App and web page records:
--*--
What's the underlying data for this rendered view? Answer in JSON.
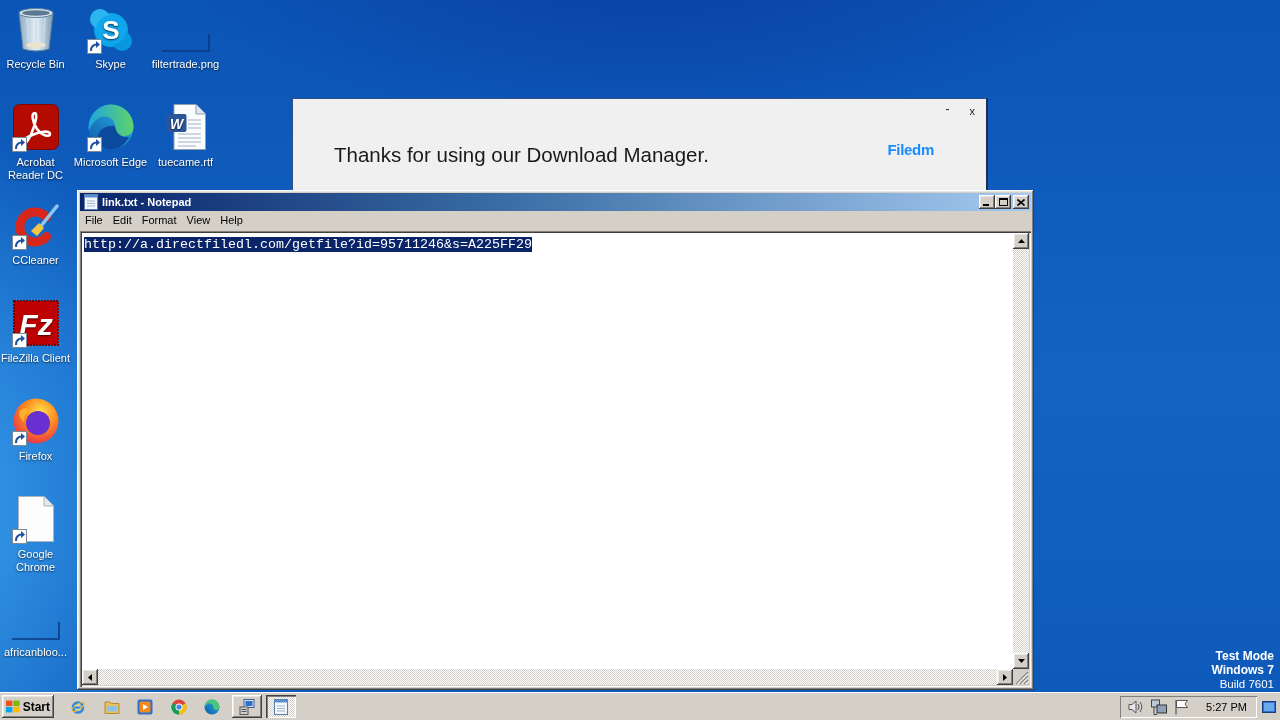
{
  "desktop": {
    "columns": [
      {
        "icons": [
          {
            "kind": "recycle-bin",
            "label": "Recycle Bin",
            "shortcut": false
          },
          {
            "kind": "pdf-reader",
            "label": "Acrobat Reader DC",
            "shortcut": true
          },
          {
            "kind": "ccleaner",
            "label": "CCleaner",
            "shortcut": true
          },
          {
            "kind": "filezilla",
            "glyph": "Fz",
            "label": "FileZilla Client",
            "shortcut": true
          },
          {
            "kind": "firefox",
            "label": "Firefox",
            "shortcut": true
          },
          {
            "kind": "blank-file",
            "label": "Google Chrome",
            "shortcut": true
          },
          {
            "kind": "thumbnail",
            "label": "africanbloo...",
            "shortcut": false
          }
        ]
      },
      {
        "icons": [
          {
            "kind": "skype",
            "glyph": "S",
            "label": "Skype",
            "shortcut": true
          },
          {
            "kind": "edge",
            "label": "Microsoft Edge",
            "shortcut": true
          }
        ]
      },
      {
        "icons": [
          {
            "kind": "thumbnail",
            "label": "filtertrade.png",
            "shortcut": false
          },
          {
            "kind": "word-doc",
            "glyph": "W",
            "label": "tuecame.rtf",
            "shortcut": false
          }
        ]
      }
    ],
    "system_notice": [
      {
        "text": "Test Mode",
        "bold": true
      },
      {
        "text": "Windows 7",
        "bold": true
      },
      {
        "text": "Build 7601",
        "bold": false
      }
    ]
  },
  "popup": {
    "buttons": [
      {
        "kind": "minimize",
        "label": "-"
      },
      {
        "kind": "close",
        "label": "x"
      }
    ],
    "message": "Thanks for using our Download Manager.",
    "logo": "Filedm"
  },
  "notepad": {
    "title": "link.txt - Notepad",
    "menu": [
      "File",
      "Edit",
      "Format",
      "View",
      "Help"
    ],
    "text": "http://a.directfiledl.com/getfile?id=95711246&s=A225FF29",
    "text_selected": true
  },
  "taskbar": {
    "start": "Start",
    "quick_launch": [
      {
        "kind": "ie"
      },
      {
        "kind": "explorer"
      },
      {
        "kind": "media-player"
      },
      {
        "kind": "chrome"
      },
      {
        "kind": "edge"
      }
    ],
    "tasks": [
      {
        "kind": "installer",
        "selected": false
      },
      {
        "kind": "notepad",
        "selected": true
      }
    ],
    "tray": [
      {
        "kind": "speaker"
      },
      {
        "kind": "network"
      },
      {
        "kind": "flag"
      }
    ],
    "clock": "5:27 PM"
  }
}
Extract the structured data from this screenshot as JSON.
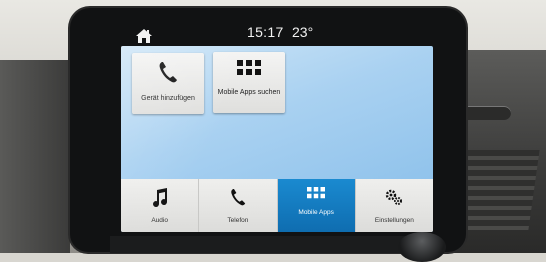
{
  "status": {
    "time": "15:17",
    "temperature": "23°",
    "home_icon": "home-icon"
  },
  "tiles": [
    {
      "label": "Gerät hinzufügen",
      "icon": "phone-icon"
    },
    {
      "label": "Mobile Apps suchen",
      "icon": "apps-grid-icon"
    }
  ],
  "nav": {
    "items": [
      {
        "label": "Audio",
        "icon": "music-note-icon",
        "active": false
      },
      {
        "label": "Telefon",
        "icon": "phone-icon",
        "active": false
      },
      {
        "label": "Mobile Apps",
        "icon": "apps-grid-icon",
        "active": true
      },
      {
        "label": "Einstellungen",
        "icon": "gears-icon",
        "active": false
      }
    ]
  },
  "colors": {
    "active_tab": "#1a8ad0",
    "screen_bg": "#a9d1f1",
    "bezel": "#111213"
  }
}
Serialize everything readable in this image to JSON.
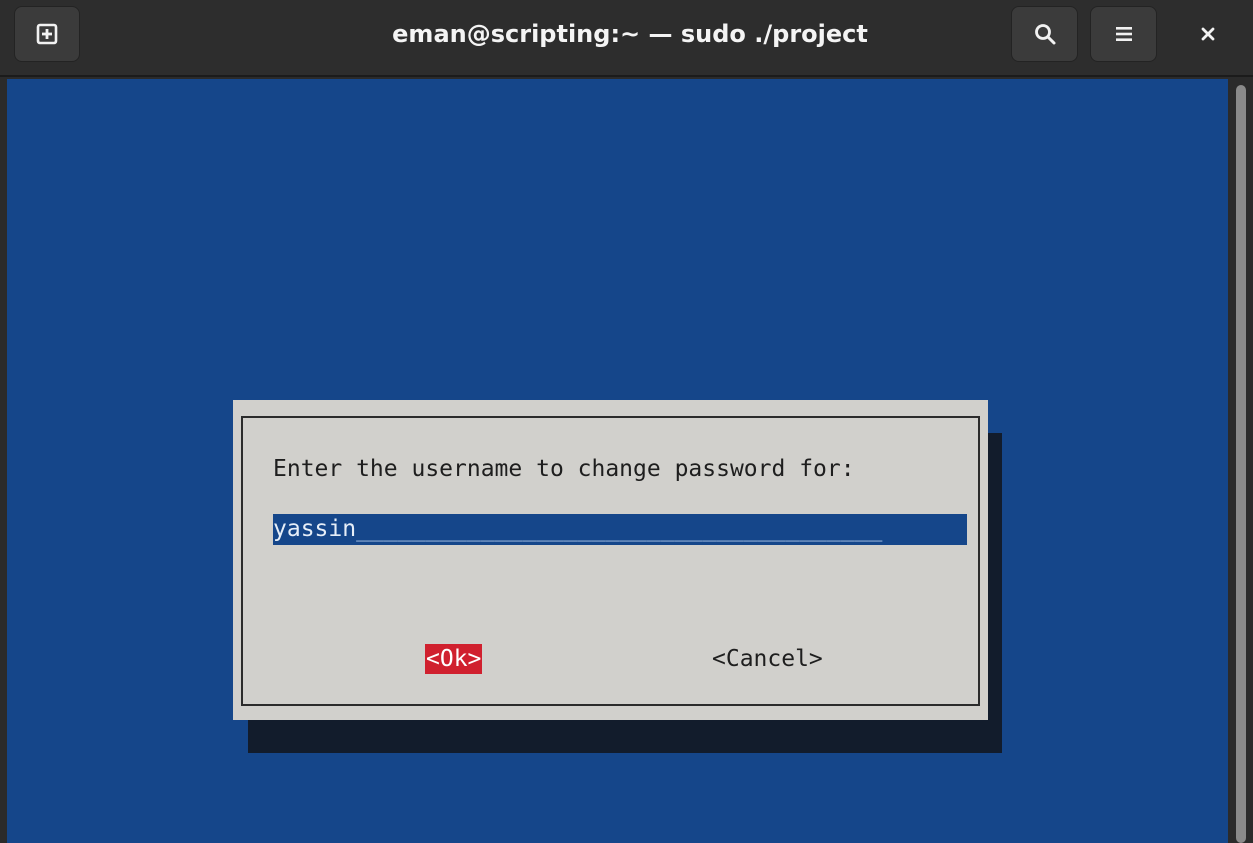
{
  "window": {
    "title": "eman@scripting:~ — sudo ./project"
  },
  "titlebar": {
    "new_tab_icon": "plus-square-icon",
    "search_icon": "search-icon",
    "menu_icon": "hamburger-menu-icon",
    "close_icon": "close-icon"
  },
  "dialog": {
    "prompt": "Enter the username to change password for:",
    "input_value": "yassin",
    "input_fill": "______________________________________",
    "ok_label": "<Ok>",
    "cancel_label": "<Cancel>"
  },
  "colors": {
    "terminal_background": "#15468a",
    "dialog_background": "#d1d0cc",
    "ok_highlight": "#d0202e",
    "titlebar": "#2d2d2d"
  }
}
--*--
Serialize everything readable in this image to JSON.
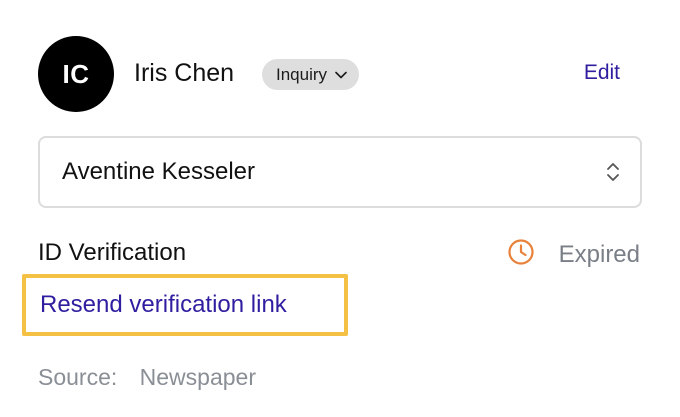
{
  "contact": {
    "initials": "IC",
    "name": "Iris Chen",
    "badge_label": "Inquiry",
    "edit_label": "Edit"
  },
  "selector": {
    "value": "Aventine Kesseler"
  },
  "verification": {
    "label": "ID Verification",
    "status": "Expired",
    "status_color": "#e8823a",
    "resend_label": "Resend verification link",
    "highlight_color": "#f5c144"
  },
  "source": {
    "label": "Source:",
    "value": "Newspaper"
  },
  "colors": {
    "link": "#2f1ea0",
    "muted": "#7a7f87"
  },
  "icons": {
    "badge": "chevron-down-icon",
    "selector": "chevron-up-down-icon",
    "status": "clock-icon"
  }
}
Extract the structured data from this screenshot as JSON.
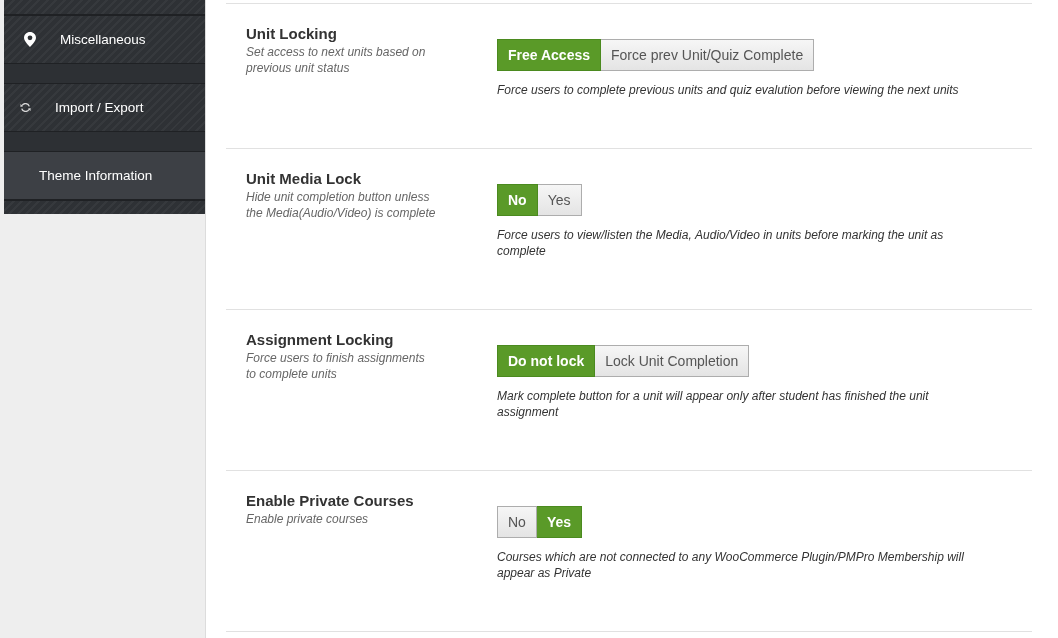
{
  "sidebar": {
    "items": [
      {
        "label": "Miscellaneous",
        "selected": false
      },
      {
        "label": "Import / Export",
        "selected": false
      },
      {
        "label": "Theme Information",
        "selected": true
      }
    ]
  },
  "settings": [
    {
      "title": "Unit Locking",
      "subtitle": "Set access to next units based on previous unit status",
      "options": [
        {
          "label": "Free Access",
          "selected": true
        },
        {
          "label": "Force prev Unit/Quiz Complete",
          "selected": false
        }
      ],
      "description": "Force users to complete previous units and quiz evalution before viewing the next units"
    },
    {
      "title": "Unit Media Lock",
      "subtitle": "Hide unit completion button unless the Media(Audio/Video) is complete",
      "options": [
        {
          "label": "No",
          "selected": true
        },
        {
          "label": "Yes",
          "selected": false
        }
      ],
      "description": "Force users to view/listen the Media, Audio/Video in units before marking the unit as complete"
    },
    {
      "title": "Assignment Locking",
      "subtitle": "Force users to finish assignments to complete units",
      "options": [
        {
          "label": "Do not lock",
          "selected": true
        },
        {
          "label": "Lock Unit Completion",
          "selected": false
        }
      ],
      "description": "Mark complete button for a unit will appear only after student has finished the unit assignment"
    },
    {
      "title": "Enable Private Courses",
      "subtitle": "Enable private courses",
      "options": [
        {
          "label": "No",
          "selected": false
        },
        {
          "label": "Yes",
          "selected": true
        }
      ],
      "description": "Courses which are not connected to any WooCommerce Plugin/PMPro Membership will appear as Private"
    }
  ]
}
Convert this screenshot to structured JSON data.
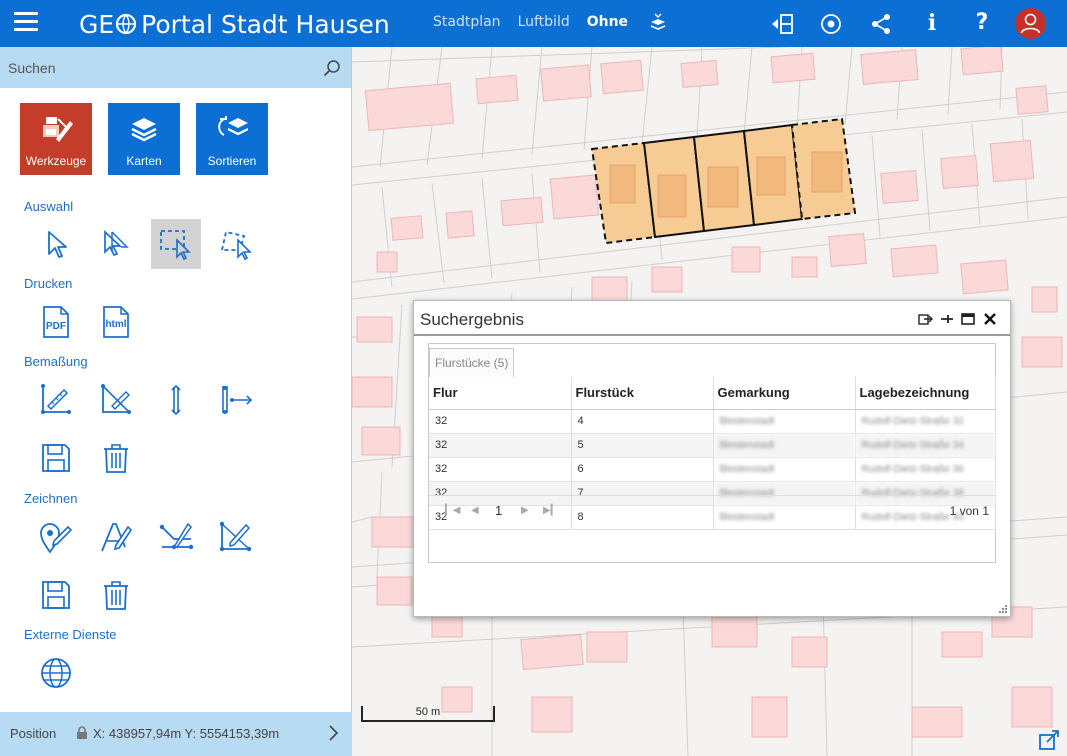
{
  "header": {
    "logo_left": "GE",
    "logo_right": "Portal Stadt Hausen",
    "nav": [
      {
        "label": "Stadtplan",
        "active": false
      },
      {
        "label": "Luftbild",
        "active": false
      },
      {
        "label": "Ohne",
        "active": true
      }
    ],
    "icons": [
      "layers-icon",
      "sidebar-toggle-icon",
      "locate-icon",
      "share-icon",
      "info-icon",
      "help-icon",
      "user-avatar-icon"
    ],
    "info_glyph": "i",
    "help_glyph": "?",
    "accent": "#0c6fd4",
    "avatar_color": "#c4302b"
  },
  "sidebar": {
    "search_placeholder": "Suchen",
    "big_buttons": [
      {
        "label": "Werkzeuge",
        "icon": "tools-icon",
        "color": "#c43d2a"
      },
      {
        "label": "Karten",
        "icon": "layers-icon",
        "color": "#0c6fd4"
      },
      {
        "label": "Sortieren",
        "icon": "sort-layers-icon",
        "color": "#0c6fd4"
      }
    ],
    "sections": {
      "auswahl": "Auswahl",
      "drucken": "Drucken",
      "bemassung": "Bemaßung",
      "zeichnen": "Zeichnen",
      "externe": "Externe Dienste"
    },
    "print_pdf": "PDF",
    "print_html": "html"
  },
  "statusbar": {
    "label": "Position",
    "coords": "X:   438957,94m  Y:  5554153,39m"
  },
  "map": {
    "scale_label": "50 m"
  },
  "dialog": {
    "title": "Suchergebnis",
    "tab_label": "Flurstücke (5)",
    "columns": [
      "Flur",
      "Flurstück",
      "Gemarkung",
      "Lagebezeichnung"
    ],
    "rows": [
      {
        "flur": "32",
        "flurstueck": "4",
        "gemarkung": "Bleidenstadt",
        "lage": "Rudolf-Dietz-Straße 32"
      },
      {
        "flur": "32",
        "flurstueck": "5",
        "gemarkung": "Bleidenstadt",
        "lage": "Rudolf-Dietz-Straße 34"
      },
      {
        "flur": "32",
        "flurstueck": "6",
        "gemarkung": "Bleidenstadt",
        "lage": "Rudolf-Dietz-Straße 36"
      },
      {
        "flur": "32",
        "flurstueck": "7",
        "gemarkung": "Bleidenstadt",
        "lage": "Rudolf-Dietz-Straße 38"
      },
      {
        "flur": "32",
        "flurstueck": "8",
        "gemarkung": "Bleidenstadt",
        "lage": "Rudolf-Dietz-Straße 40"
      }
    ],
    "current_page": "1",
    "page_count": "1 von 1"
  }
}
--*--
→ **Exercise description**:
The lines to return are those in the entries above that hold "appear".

→ **Solution to the problem**:
      "description": "Mark complete button for a unit will appear only after student has finished the unit assignment"
      "description": "Courses which are not connected to any WooCommerce Plugin/PMPro Membership will appear as Private"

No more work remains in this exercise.